Culturally and geographically, there are no limits to the uses humans have found for herbs. From the ancient Abyssinians, who stuffed their pillows with fresh celery leaves, to Native Americans who used pennyroyal as an insect repellent, people have always made herbs an essential part of their lives. Today, herbs of all kinds are found in foods and beverages, healing preparations, cosmetics, perfumes, and clothing dyes. They’re found growing in gardens and in the pages of medical texts and history books. There is no part of human culture that herbs have not transformed.
A great deal of the world’s herb lore, and many of its most highly regarded herbs, can be traced to Asia. The world’s largest continent is home to a wide range of plant habitats, from the barren wilderness of Arctic tundra to deserts to lush forests of every type: coniferous, oak, tropical rainforest, and bamboo. With so many people and such a diversity of plants, it’s not surprising that Asia has produced some of the oldest known herbal rituals, recipes, gardens, and systems of medicine. The most influential cultures in the region are two of the most populous countries: China and India. Over the millennia, their ancient herbal beliefs and practices spread throughout Asia, adapting to reflect the local flavor of countries such as Korea, Japan, Thailand, and Tibet.
According to legend, the first emperor of China, a sage named Fu Hsi (ca. 4000 BCE), single-handedly changed his people from hunter-gatherers to agriculturalists. The plants they grew became integral to the spiritual beliefs of their early society, which included the I Ching, a system of divination.
The stalk of the yarrow plant (Achillea millefolium) was particularly significant in the I Ching: Fu Hsi instructed wise men to cast sticks of yarrow on the ground and interpret their arrangement in relation to each other in order to predict future events.
Chinese herbs and philosophy have always gone hand in hand, and they mix particularly well in the history of Chinese cooking. The great philosopher Confucius (551–479 BCE) believed that a good cook must be a skilled herbal matchmaker: Condiments and spices in food must blend harmoniously, or there would be no flavor. He would eat no meal that did not contain a little ginger.
Ancient practitioners of Taoism, another major Chinese philosophy, saw cooking less as the pursuit of beauty and more as the pursuit of health. Leaves, roots, stems, flowers, seeds, bark, and fungi were prepared, tested, and consumed for their health-promoting effects. As a result, most varieties of Chinese cuisine contained plenty of vegetables, grains, and herbs, all cooked in ways that ensured their medicinal value would not be lost.

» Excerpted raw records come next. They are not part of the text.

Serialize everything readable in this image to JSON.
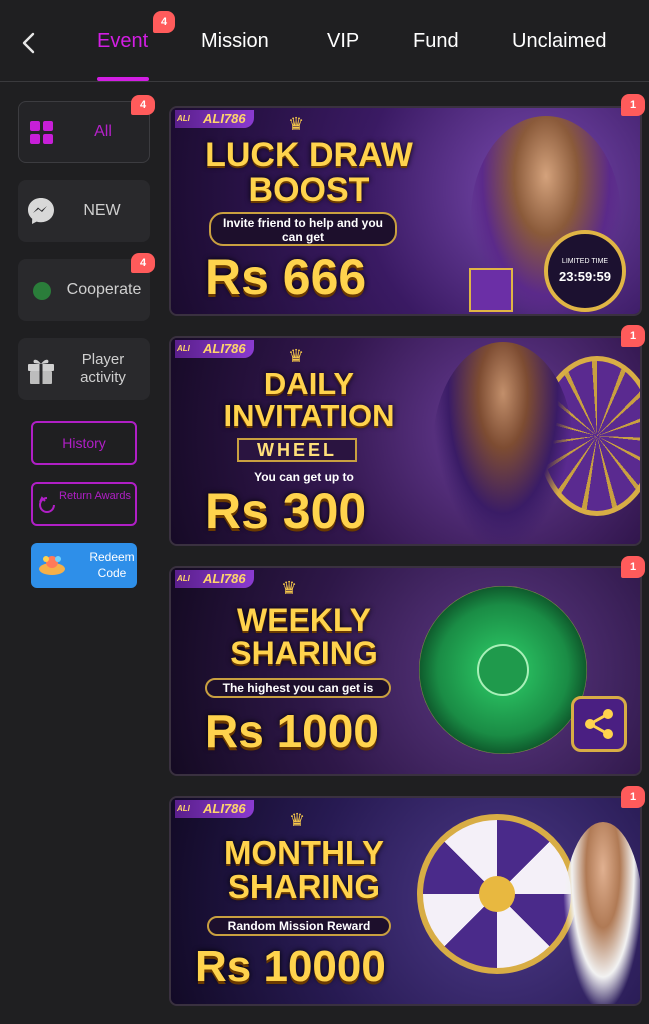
{
  "topbar": {
    "tabs": [
      {
        "label": "Event",
        "active": true,
        "badge": "4"
      },
      {
        "label": "Mission"
      },
      {
        "label": "VIP"
      },
      {
        "label": "Fund"
      },
      {
        "label": "Unclaimed"
      }
    ]
  },
  "sidebar": {
    "items": [
      {
        "label": "All",
        "badge": "4",
        "active": true,
        "icon": "grid-icon"
      },
      {
        "label": "NEW",
        "icon": "messenger-icon"
      },
      {
        "label": "Cooperate",
        "badge": "4",
        "icon": "cooperate-icon"
      },
      {
        "label": "Player activity",
        "icon": "gift-icon"
      }
    ],
    "history_label": "History",
    "return_label": "Return Awards",
    "redeem_label": "Redeem Code"
  },
  "banners": [
    {
      "brand": "ALI786",
      "title_lines": [
        "LUCK DRAW",
        "BOOST"
      ],
      "subtitle": "Invite friend to help and you can get",
      "amount": "Rs 666",
      "timer_label": "LIMITED TIME",
      "timer": "23:59:59",
      "badge": "1"
    },
    {
      "brand": "ALI786",
      "title_lines": [
        "DAILY",
        "INVITATION"
      ],
      "title_sub": "WHEEL",
      "subtitle": "You can get up to",
      "amount": "Rs 300",
      "badge": "1"
    },
    {
      "brand": "ALI786",
      "title_lines": [
        "WEEKLY",
        "SHARING"
      ],
      "subtitle": "The highest you can get is",
      "amount": "Rs 1000",
      "badge": "1"
    },
    {
      "brand": "ALI786",
      "title_lines": [
        "MONTHLY",
        "SHARING"
      ],
      "subtitle": "Random Mission Reward",
      "amount": "Rs 10000",
      "badge": "1"
    }
  ],
  "colors": {
    "accent": "#d21ee3",
    "badge": "#ff5b5b",
    "gold": "#ffd34d",
    "background": "#1f1f21"
  }
}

Herbal tea has a long history of use in China, dating back more than 4,000 years. According to legend, one of the first Chinese emperors, Yan Di (2852–2737 BCE), discovered the medicinal powers of tea by accident while he was testing the effects of other herbs on himself. After eating a poisonous plant, he fell to the ground on the verge of death. When a drop of water from the leaf of a tea plant fell into his open mouth, he was cured. During the early Zhou Dynasty (1046–256 BCE), Chinese people used tea as a religious offering and fresh vegetable. Later, during the Tang Dynasty (618–907 CE), the drinking of tea became a cultural event. Tea shops opened throughout China, and a seminal book, Tea Classics, by Lu Yu, outlined the rules of growing and processing tea, as well as the etiquette of tea tasting. Tea ceremonies grew successively more refined, elaborate, and lengthy.
The first Chinese gardens were cultivated during the Zhou dynasty. Members of the aristocracy sectioned off particularly beautiful parts of the natural world to use for hunting and strolling. During the Han Dynasty (206 BCE–220 CE), wealthy Chinese developed an interest in constructing more personal gardens where they could display rare plants. By the 4th century, the literati of China became associated with scholar gardens—small, enclosed areas containing unusual rocks, water features, and interesting plants that reflected the personalities and knowledge of their owners. Chinese gardens across all eras were meant to be mirrors of the larger natural world, with the random placement of plants encouraged over geometric shapes and lines, and woody trees and green herbs favored over cultivated blossoms and flowerbeds. Chinese gardens, much like Chinese herbal medicines, were designed to create the perfect balance between the two opposing Taoist life energies, yin and yang.